=== RECORDS FOR THIS EXERCISE ===

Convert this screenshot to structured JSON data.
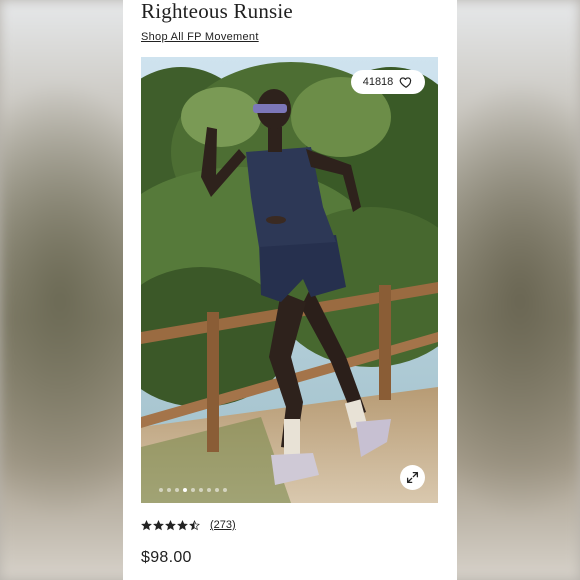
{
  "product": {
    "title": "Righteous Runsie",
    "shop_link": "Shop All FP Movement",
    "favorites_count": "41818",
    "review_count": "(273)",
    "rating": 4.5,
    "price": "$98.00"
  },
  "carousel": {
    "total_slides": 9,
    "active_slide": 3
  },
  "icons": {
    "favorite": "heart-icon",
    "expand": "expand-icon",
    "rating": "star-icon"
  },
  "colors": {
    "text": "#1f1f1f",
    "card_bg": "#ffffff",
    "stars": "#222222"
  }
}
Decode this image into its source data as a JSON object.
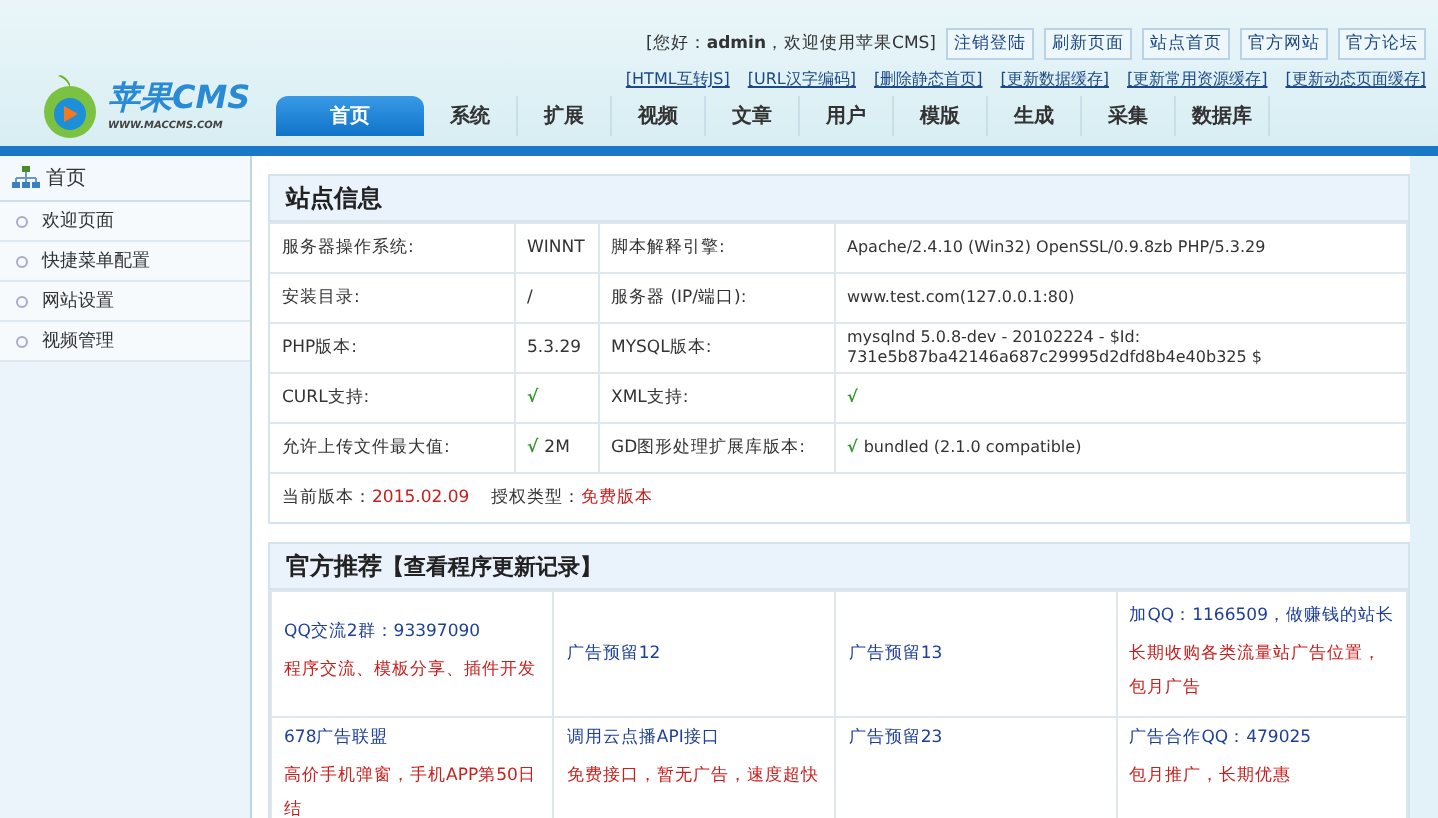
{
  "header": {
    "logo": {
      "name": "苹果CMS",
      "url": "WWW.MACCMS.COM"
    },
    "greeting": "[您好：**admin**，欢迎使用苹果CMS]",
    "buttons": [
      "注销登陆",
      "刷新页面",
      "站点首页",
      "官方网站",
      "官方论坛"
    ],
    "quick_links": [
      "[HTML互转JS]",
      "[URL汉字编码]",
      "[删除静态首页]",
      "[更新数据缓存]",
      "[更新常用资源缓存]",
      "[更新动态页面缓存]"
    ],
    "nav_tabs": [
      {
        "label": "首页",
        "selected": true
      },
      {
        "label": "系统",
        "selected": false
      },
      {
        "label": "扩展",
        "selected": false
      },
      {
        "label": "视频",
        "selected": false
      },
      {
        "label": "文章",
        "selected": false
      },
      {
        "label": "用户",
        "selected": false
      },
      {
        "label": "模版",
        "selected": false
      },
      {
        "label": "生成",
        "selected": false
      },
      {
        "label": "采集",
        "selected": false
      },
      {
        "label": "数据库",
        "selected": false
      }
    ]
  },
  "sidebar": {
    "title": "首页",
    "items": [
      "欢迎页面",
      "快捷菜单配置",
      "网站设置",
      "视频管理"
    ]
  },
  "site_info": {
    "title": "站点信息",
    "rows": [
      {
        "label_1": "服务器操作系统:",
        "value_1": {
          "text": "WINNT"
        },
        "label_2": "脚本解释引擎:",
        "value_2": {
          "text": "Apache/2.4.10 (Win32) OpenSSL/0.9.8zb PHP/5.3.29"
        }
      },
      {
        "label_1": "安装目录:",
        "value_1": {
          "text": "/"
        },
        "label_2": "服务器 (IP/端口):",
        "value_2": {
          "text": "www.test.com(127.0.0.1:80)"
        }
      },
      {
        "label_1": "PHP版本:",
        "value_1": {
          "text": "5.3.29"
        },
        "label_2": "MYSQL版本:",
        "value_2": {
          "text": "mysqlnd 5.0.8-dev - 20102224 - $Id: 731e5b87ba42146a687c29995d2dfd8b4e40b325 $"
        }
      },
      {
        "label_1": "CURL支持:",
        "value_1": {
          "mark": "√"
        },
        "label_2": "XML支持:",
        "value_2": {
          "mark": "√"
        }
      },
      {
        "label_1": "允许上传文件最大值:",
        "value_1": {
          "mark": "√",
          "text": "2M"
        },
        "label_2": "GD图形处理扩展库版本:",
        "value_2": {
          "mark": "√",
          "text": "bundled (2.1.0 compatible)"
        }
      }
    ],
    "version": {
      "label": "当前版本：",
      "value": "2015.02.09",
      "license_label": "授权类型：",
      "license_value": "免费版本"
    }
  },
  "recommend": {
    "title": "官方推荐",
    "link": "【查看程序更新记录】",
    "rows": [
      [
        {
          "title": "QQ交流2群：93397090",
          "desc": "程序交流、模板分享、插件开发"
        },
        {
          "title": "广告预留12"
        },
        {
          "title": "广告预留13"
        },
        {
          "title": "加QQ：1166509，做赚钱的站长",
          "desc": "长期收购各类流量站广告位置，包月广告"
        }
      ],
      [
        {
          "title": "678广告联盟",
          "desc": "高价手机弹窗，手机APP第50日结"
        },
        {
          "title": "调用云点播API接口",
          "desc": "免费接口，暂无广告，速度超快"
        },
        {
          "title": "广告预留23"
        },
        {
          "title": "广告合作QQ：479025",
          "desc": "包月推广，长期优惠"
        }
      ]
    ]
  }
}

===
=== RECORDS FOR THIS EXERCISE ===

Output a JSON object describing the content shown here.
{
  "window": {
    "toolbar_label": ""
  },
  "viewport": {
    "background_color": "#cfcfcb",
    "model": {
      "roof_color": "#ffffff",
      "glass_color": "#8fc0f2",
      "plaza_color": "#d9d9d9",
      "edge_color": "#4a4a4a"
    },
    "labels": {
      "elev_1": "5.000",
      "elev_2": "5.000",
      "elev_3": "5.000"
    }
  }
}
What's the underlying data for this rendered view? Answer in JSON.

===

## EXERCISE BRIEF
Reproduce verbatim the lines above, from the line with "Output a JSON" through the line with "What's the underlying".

## RESPONSE BELOW
Output a JSON object describing the content shown here.
{
  "window": {
    "toolbar_label": ""
  },
  "viewport": {
    "background_color": "#cfcfcb",
    "model": {
      "roof_color": "#ffffff",
      "glass_color": "#8fc0f2",
      "plaza_color": "#d9d9d9",
      "edge_color": "#4a4a4a"
    },
    "labels": {
      "elev_1": "5.000",
      "elev_2": "5.000",
      "elev_3": "5.000"
    }
  }
}
What's the underlying data for this rendered view? Answer in JSON.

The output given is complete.